Finding small villages in big cities

Daily life in cities tends to differ from daily life in small towns, especially by who we interact with. The MIT Senseable City Lab and the Santa Fe Institute studied this social aspect — individuals’ contacts by city size — through anonymized mobile phone logs. As expected, those in cities with greater populations tended to have more contacts. However, when the researchers looked at who knew who, the results were more constant.

Surprisingly, however, group clustering (the odds that your friends mutually know one another) does not change with city size. It seems that even in large cities we tend to build tightly knit communities, or ‘villages,’ around ourselves. There is an important difference, though: if in a real village our connections might simply be defined by proximity, in a large city we can elect a community based on any number of factors, from affinity to interest to sexual preference.

Read the full paper for more details.


Life expectancy changes

The data goes back to 1960 and up to the most current estimates for 2009. Each line represents a country.

Divorce and Occupation

Some jobs tend towards higher divorce rates. Some towards lower. Salary also probably plays a role.

Causes of Death

There are many ways to die. Cancer. Infection. Mental. External. This is how different groups of people died over the past 10 years, visualized by age.

Where Bars Outnumber Grocery Stores

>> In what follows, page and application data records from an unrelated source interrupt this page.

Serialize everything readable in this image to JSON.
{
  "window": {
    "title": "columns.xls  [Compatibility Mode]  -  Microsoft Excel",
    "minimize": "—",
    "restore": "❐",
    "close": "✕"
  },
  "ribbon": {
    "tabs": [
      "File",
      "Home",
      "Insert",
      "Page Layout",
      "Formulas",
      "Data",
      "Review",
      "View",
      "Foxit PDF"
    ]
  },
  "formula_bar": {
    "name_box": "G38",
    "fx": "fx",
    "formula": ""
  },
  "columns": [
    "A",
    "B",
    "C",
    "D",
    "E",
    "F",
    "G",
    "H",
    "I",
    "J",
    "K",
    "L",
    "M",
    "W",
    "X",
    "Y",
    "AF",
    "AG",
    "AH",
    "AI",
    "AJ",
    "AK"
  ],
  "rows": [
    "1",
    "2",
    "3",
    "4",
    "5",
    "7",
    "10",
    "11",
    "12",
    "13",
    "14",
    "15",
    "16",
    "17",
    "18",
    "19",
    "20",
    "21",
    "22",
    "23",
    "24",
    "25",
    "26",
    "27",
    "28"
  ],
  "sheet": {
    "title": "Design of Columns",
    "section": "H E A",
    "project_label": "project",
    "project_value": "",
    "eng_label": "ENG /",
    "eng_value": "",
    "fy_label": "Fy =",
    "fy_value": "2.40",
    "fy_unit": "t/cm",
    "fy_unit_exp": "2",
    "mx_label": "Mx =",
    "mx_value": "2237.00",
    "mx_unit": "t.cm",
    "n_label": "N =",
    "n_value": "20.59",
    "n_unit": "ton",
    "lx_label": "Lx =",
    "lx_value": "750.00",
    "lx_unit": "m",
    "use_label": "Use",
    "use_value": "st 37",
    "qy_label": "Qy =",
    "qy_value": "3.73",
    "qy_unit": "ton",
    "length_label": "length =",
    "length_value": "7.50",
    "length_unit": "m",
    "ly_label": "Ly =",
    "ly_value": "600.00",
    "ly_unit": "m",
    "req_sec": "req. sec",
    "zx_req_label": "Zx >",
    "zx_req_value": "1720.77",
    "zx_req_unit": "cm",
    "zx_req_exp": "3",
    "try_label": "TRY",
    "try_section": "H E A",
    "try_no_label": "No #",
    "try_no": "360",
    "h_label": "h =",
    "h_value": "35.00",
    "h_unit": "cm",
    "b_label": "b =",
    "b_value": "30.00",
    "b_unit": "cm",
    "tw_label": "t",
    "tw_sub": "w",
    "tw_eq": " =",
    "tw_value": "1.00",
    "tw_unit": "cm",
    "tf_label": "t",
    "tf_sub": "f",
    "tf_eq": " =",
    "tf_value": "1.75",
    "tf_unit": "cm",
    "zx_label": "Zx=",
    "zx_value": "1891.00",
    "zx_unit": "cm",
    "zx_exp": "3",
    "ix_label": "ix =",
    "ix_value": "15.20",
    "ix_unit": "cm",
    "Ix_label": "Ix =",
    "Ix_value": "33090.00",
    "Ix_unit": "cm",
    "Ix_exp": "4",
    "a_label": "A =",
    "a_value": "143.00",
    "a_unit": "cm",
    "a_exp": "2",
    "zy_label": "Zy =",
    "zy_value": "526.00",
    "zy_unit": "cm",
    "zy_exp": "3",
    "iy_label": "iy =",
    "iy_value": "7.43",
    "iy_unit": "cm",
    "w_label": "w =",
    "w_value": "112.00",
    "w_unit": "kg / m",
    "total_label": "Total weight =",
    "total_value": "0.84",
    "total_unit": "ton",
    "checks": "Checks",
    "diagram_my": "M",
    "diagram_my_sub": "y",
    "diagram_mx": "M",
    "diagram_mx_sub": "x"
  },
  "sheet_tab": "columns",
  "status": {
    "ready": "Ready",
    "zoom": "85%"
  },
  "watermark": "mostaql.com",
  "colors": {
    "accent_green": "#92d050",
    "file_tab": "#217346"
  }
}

A closer look at the age old question of where there are more bars than grocery stores, and vice versa.